The word ‘candidate’ is key. Since Bush isn’t yet an announced candidate, he is essentially exploiting a loophole in the law and soliciting for his own super PAC.
According to the Sunlight Foundation, a non-partisan group that advocates for government transparency, Bush has headlined at least 47 appearances –many of them fundraisers – on behalf of Right to Rise since January. Indeed, he recently bragged to have raised more money in 100 days (estimated to be as much as $100 million) than any other political operation in his party.
It may seem obvious that Bush is competing for the GOP nomination. “But until he says the magic words ‘I’m running for president,’ he can raise as much money as he wants,” said Bill Allison, a senior fellow at the Sunlight Foundation. “He’s really using the super PAC like we’ve never seen before.”

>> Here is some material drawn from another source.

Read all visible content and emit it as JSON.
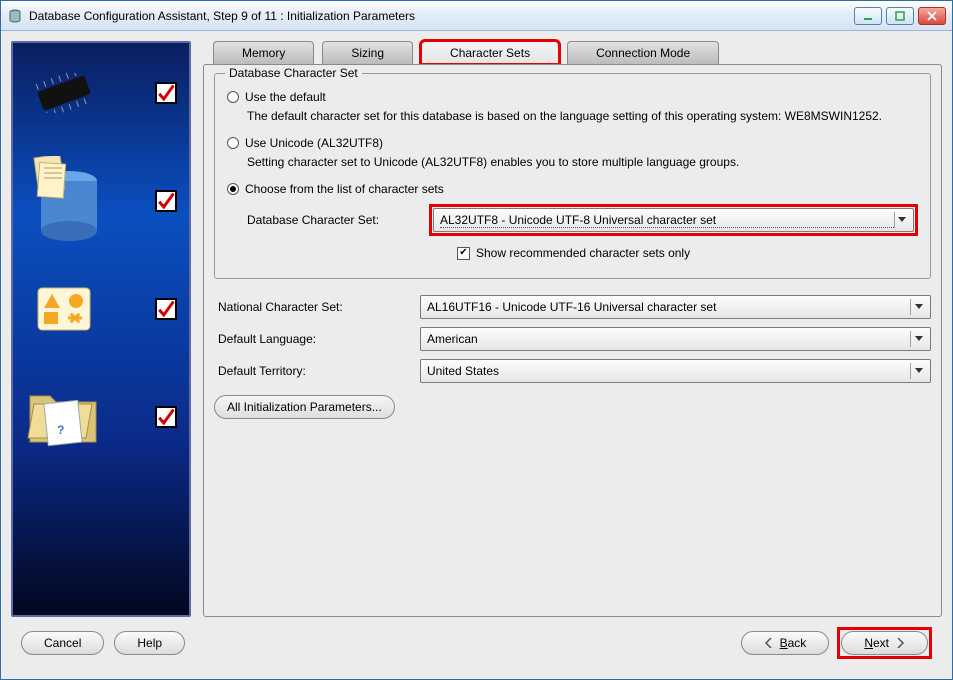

I want to stress that nothing Bush is doing here is illegal or outside the bounds of current election law in any way. He’s working within the current law and straddling the fence to raise as much “soft money” as he can before he must abide by federal election law. A Super PAC can take in pretty much any amount of money from anyone whether they’re an individual or a corporation.
More from the story:
…Team Bush reportedly has plans to have his super PAC essentially take control of the many operations that a candidate’s campaign would typically handle, like expensive television advertising and direct mail. The advantage is simple: the super PAC can raise unlimited funds, while his campaign will be subject to much stricter rules. And by waiting to declare his candidacy, Bush is giving himself plenty of time to coordinate with the super PAC and come up with a winning strategy for how it will later spend money on his behalf. According to the Associated Press, Mike Murphy – Bush’s longtime strategist – is likely to take the super PAC’s reins when the GOPer officially announces.
The reason for this is quite clear: money. Bush’s Right to Rise PAC might have upwards of $500 million in the bank before Jeb launches an official campaign. By those numbers, it means we may not see a campaign announcement until sometime this summer.
Scott Walker is currently doing something similar, though not at quite the pace Bush is since Walker is still a sitting Governor with day-to-day responsibilities in Wisconsin. Bush has unfettered time to give speeches and make appearances all around the country raking in money every week for his eventual campaign, as long as it’s not called a campaign.